If every sound you emit is a scream

I recently came across this older piece from Phillip Pullman, author of the His Dark Materials trilogy, in which he makes the case against the use of present tense narrative in literature. A couple interesting excerpts:

 … [I]f every sound you emit is a scream, a scream has no expressive value. What I dislike about the present-tense narrative is its limited range of expressiveness.

...There's a close parallel here with the increasing use of the hand-held camera in cinema. Just like the present tense, the hand-held camera is an expressive device whose expressive power is being drained away by making it the only way of shooting a film... I dislike it partly because it makes me feel sick, and partly because the camera never seems to be looking where I want to look, and partly because of the sheer monotony of texture that it brings, but mainly because of its falsehood.

Pullman suggests that the handheld camera, and by association present-tense writing, is a shortcut used to impart realism and immediacy. And in many cases, he's probably right. Horror films in particular, since the Blair Witch Project, have embraced the format as a means of hardwiring claustrophobia and vulnerability into their narrative. What I find intriguing is that in cinema, I find the handheld camera negatively affects my ability to identify with the person holding the camera, even though I'm observing the world almost literally through their eyes. I don't think that's the case with present tense, first-person narrative, but I'll allow that it can be a crutch for an author to convey a sense of immediacy.

One member of my writing group is not a fan of present tense, and has called me out on its usage every time I've employed it in a story. It seems to inspire a negative aesthetic reaction in some readers, just as some people simply cannot bear to watch the jumpy, grainy footage of a handheld cam. (I have to wonder if the intellectual arguments for and against both are merely justifications for people's visceral reactions.) Every time I've used it, I've done so for a specific reason, but now I take fair warning that this is a narrative method that may put off a subset of the audience.

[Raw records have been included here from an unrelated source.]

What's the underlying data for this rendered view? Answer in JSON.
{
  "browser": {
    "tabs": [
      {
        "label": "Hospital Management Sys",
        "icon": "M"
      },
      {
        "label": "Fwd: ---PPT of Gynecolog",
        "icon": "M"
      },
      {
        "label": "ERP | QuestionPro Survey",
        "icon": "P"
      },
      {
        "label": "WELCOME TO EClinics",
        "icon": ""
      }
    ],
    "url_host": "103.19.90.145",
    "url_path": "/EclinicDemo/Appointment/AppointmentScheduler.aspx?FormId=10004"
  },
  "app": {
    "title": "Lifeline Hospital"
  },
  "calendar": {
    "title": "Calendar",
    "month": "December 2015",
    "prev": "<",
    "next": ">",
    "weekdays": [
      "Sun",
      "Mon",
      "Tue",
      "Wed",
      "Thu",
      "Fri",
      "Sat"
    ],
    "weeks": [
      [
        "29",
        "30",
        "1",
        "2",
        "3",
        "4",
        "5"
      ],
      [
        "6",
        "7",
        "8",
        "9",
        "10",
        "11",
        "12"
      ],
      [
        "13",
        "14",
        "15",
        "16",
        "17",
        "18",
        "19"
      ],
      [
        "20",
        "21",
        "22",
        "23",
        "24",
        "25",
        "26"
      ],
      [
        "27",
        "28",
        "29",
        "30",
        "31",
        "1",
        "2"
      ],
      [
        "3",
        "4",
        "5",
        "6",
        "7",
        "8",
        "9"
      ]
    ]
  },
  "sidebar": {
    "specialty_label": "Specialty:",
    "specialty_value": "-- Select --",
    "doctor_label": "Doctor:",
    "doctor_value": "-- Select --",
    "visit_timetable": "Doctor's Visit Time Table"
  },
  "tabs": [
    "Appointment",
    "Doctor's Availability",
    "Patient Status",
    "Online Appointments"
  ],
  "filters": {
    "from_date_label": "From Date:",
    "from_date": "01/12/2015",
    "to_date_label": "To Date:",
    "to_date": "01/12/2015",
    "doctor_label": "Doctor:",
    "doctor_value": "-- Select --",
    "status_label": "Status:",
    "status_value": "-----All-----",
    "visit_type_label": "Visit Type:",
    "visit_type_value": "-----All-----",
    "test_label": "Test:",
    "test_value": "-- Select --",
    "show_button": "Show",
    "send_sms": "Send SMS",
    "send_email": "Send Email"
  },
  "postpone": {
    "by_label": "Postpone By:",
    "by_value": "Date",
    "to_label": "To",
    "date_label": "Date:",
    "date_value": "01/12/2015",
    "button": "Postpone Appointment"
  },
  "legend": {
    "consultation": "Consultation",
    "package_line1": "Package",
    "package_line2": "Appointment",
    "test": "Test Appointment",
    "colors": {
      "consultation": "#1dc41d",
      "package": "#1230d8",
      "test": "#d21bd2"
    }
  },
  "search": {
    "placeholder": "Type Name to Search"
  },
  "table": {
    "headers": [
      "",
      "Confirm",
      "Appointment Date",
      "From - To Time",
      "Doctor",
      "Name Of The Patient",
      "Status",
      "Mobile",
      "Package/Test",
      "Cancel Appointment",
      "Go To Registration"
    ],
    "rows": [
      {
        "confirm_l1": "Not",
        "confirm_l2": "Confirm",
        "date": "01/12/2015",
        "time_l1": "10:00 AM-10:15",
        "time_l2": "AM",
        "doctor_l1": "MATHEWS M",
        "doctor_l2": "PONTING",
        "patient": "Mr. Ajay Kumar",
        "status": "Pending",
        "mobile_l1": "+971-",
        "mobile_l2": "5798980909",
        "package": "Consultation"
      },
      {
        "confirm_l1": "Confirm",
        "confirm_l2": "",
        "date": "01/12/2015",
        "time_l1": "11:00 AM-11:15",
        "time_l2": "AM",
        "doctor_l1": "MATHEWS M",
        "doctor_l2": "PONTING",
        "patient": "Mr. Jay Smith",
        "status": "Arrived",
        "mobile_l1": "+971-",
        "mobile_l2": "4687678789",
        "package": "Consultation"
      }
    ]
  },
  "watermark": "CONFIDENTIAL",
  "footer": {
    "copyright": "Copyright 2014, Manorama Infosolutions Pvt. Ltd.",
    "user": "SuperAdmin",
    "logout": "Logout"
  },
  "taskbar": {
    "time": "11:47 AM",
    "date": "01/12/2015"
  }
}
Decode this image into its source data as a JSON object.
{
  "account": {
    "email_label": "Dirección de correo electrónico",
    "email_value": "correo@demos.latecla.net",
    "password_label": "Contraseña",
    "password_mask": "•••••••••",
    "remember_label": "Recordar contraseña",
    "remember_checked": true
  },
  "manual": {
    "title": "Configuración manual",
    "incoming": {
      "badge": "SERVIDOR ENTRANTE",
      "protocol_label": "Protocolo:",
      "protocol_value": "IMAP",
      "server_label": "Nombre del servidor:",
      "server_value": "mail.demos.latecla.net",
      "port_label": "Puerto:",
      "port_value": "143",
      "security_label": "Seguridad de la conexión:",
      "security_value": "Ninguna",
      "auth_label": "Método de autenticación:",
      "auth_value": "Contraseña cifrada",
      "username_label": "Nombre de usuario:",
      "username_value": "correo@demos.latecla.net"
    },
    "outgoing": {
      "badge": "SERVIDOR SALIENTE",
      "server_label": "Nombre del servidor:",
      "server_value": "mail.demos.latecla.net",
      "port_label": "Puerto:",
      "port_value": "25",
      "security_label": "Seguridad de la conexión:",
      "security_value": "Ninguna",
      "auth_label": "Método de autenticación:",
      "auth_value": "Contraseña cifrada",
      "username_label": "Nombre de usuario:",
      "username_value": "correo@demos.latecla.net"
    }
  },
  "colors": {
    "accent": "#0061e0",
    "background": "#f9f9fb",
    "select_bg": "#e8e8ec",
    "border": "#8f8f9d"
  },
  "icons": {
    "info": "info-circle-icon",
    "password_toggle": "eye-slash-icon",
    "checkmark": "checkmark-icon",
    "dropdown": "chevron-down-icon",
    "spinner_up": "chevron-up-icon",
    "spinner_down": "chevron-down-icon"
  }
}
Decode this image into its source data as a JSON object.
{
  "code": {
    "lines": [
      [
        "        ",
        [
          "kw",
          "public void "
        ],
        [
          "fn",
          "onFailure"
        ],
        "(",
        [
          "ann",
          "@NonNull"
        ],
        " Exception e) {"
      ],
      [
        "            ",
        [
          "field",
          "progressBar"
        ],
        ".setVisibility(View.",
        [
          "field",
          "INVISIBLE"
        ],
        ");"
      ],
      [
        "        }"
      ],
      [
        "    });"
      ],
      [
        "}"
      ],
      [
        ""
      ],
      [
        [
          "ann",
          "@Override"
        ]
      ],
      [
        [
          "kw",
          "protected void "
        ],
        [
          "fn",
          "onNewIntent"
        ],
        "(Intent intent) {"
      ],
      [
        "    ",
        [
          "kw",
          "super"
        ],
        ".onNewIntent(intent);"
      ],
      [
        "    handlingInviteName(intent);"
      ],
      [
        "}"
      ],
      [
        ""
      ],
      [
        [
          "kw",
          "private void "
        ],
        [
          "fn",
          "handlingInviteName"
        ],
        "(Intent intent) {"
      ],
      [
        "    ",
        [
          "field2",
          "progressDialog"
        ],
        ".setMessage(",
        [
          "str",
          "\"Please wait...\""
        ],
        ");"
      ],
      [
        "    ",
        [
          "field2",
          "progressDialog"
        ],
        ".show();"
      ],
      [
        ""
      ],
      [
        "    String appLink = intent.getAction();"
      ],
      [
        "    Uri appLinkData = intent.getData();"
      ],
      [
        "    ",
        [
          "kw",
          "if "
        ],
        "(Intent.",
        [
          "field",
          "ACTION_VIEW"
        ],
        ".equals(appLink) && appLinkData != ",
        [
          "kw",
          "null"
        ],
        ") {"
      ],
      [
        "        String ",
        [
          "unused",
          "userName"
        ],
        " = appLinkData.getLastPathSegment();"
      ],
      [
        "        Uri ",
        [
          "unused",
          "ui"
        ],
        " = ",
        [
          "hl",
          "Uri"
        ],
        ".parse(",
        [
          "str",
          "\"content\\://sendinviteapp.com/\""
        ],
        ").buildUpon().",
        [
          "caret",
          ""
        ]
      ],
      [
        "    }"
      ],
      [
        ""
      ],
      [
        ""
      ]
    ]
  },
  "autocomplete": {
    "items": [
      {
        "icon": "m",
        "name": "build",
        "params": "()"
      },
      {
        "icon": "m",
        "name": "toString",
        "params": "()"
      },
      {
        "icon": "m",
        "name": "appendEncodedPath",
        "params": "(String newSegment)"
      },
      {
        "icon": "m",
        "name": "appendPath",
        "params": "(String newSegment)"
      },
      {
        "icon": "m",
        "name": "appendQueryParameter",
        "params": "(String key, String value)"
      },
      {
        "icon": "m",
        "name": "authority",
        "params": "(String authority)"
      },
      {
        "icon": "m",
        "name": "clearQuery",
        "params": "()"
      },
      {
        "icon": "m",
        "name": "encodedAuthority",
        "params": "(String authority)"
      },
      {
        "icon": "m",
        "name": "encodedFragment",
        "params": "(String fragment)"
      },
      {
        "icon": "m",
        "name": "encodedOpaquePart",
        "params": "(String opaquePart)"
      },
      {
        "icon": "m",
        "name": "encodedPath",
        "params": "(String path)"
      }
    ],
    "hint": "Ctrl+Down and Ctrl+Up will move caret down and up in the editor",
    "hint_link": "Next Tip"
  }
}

I don't think it's an "abdication of narrative responsibility," but a tradeoff between competing costs and benefits, and a decision that's worthy of more thought than I might have given it at one time.